“This soldiers monument was erected to honor the Brattleboro men who fought in the Civil War,” it is proposed to indicate in part the plaque. “Research by students at Brattleboro and the Brattleboro Historical Society has clearly shown that the information on the plaques is incomplete, misleading, racist and classist. “
Elwell said the bronze plaque will be mounted on a block of granite sitting at about hip height. He predicts the installation could take place in the spring, followed by a groundbreaking ceremony and a rally scheduled for June 19.
The new plaque will explain that the original south-facing plaque says 385 men enlisted and 31 died in service, but records compiled by the US government and other organizations indicate that approximately 450 men served for Brattleboro and the at least 56 died as a result of this service, and the north-facing plaque listing the main battles fought by local soldiers does not include the military campaigns of the 22 African-American soldiers from Brattleboro, eight of whom died as a result of their service.
These campaigns included Chaffin’s Farm, Appomattox and Texas-Louisiana.
Further, the new plaque will say that the west-facing plaque, depicting a Confederate soldier shaking the hand of a Union soldier, “reinforces a stereotype that attributes” civilized “white men to” giving. ” liberty with benevolence to a grateful and submissive slave, obscuring the centuries-old struggle of Africans to oppose and combat slavery in the Americas.
Three students from the Brattleboro area middle school who are now in second year at Brattleboro Union High School – Avery Bennett, Priya Kitzmiller and Annabelle Thies – and their teacher Joe Rivers approached Elwell in January 2020 to share information. on the monument.
Bennett, Kitzmiller, Thies and Rivers are on the committee that nominated the plaque by Curtiss Reed, executive director of the Vermont Partnership for Fairness and Diversity; Mel Motel, executive director of the Brattleboro Community Justice Center, now part of Youth Services; and John Hagen, former president of the American Legion.
“It’s a real testament to the tenacity and research skills of the three students, and I don’t think they would have come this far without Joe’s tutelage,” Reed said. “I think it’s a brilliant idea to have a Juneteenth celebration in Brattleboro with the unveiling of the plaque telling Vermont’s story as it relates to African Americans.”
In a document shared with the board, the committee suggested hosting an official dedication of the new interpretive plaque on June 19 “to underscore the direct connection between the African-American soldiers from Brattleboro who served in the Texas-Louisiana campaign and the making of this campaign to bring the news of the end of the war to enforce the Emancipation Proclamation on what we now celebrate as June 19. “
Rivers estimated that more than 150 students have participated in the effort since its inception. Ian Goodnow, vice chairman of the board, praised the students for their “hard work and dedication in bringing attention to this serious mistake.”
“Further, I would like to thank Joe for his time, dedication, leadership and the encouragement of his students to challenge established historical standards in pursuit of real truth and justice,” Goodnow said before. to thank the other committee members for bringing their expertise to the project. “Finally, I would like to express my gratitude to these 22 BIPOC soldiers and about 43 other under-represented soldiers for their service, their sacrifice to this community and to this country. “

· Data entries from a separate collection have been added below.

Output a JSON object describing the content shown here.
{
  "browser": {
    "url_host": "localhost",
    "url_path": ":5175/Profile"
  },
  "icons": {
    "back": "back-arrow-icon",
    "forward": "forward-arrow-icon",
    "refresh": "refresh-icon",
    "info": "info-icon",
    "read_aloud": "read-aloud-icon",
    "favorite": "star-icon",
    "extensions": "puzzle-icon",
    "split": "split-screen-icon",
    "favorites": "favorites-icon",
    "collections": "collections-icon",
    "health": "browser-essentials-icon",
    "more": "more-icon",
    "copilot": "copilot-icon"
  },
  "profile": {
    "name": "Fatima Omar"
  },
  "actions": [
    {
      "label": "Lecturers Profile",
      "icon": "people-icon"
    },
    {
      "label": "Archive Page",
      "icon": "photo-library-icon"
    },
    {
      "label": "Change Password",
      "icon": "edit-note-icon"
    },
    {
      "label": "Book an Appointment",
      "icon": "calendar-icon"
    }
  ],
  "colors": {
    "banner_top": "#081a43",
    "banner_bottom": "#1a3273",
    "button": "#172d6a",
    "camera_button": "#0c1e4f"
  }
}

Board member Daniel Quipp said the wording on the plaque “carries a lot of meaning.”
“It shows that history is not a static and finite thing,” he said.
Board member Tim Wessel called the plaque “an elegant solution to things that are very important and left out.”

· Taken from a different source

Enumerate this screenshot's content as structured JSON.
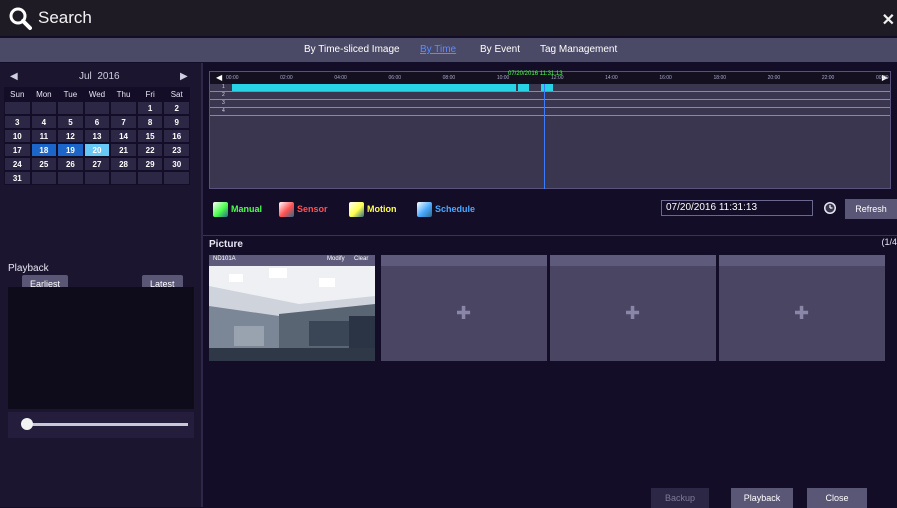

“Our act here is very instructive for future history students because it shows how a community can come together and right some wrongs while recognizing that past leaders and former members of the community have not achieved something,” he said. he declared. “Or maybe, where they were in the story, they couldn’t see what was right to recognize at the time.”
Board member Jessica Gelter applauded the project and suggested adding some kind of visual component. With Civil War monuments in various communities across the state, Board Chair Elizabeth McLoughlin said she hopes Brattleboro’s action can serve “as an example for all cities to correct. the record if it needs to be corrected “.

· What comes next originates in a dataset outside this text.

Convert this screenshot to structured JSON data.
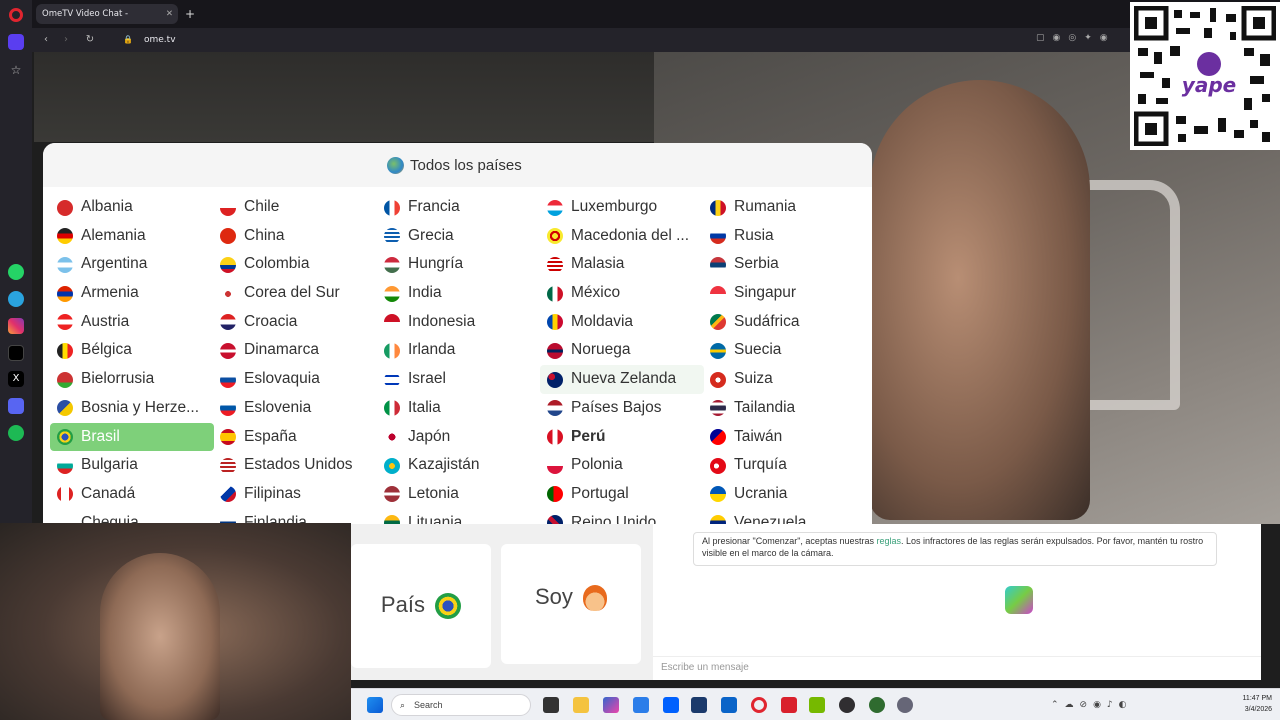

“It is a wonderful thing that our chosen board of directors is voting for truth and justice on a Tuesday night,” McLoughlin said.